I realized this summer while hiking to Copeland, Calypso, and Ouzel Falls that my photographs of the waterfalls are deceptive. I go out of my way to avoid including people in any of my photographs, so they provide the impression of wilderness and isolation. This is made easier by starting in the pre-dawn, when most people are still asleep, but sometimes it is difficult to adjust reality to what I want. This photo, for example, looks as it could be taken miles deep in the trackless wilderness without another person for miles. In reality, there was a loud and overweight tourist standing atop the stone just to the right, taking selfies with her phone. I lowered the tripod slightly so that the stone on the left would hide another woman sitting on a distant rock painting watercolors. There were long pauses in my shooting while I stood in the stream and waiting for one group or another to wander aimlessly through the frame, quickly pressing the shutter during the clear gaps.
These photos were taken a quarter mile from a large parking lot and trailhead, so fully packed on this autumn day with people come to see the changing leaves that I was called to as soon as I stepped off the trail and began walking to my car, in hopes that I was leaving and opening up a space. My photos are deceptive because they never show the impact of the people who come to use this area, myself included.
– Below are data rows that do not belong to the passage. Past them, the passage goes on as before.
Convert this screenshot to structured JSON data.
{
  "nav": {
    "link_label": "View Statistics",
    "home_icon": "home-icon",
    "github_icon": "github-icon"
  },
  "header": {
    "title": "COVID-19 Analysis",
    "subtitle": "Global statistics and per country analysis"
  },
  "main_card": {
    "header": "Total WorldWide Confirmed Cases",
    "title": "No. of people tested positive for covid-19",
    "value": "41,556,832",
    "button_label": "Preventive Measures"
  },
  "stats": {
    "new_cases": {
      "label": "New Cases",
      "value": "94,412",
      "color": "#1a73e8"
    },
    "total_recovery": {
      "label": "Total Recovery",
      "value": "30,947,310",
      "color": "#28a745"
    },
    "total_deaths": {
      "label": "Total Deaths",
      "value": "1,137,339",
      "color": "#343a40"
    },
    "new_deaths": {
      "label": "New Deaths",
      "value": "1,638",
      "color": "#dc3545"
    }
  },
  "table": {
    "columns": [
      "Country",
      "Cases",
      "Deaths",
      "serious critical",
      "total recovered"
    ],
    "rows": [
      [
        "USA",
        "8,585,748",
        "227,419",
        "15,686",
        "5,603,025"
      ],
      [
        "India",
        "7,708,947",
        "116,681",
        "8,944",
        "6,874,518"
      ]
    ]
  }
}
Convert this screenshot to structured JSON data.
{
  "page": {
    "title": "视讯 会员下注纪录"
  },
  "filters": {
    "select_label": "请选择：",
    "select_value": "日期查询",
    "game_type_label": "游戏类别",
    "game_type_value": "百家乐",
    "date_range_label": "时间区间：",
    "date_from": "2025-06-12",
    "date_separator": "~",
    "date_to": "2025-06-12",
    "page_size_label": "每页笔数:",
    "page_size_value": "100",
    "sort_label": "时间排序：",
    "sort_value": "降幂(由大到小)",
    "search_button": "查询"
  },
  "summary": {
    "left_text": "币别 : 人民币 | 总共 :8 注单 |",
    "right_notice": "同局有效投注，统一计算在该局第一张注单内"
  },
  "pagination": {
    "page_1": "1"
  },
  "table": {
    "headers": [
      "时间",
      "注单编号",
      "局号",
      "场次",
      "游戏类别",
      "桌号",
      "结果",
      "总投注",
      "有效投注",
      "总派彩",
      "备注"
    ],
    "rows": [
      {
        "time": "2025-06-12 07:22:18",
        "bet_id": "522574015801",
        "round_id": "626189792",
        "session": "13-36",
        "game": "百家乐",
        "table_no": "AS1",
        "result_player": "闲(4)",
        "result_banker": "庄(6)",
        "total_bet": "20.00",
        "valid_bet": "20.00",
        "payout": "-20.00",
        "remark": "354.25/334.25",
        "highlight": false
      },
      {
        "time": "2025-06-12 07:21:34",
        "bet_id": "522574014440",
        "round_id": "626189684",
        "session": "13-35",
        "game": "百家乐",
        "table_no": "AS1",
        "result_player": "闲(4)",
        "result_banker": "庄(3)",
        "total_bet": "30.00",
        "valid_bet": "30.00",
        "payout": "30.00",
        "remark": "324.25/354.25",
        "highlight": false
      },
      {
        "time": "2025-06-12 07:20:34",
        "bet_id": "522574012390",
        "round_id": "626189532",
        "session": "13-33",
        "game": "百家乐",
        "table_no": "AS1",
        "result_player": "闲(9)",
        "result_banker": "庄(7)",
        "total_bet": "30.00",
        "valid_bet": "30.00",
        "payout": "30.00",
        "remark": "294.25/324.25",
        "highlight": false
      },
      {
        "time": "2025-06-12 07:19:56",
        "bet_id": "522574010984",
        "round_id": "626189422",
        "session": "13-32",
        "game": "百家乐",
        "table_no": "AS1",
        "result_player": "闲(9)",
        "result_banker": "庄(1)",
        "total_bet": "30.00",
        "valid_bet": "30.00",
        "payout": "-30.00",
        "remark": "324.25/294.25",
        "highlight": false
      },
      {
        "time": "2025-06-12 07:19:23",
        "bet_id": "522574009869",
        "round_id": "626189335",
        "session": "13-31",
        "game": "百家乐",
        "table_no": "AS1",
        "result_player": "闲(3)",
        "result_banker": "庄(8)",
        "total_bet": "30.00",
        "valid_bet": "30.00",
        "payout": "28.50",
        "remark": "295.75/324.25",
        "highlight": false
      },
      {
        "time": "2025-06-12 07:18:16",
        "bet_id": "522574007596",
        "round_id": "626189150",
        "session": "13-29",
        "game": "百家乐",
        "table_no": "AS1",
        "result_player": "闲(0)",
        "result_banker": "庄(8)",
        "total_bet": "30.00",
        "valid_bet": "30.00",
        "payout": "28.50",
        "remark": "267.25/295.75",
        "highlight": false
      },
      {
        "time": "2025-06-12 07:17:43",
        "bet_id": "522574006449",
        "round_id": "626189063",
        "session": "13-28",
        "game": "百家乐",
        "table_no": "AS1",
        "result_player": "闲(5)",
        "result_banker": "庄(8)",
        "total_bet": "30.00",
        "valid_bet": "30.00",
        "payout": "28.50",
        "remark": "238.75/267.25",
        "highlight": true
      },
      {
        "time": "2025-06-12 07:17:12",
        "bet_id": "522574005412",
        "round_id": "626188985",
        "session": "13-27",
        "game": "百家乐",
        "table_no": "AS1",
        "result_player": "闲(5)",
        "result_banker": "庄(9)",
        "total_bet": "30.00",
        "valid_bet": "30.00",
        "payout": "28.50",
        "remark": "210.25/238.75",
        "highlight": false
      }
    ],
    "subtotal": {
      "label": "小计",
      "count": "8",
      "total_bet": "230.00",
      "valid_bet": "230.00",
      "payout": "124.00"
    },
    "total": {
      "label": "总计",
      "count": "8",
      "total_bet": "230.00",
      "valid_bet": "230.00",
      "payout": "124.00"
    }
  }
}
As the population of the Front Range continues to explode, I’ll have to be more and more careful when I take my photographs to preserve the illusion of wilderness.